:: RECORD EXCERPTS

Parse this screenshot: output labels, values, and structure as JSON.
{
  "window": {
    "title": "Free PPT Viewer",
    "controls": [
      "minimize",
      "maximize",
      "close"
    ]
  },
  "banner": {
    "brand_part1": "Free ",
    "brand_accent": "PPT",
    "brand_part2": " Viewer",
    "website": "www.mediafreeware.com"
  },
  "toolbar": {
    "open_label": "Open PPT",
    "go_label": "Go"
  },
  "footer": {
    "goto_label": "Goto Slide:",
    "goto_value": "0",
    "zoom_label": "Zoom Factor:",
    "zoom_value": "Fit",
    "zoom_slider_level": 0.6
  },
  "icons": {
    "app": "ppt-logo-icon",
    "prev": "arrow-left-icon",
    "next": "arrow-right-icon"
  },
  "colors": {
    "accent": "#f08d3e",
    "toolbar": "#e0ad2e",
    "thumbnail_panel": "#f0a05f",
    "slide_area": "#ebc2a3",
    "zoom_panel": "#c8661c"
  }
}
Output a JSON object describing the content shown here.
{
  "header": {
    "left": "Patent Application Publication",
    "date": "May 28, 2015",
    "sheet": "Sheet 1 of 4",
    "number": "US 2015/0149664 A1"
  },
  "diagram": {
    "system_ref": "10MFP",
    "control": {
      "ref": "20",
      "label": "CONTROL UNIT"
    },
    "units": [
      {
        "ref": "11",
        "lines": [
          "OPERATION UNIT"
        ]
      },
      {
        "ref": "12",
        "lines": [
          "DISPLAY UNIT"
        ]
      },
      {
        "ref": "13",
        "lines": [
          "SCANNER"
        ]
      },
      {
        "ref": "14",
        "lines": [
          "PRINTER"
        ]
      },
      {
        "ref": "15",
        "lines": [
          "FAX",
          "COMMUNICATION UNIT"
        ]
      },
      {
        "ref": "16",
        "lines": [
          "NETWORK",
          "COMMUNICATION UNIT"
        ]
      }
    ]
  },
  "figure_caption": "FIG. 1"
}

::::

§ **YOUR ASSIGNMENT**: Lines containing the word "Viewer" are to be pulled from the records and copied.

§ **EXERCISE SOLUTION**:
    "title": "Free PPT Viewer",
    "brand_part2": " Viewer",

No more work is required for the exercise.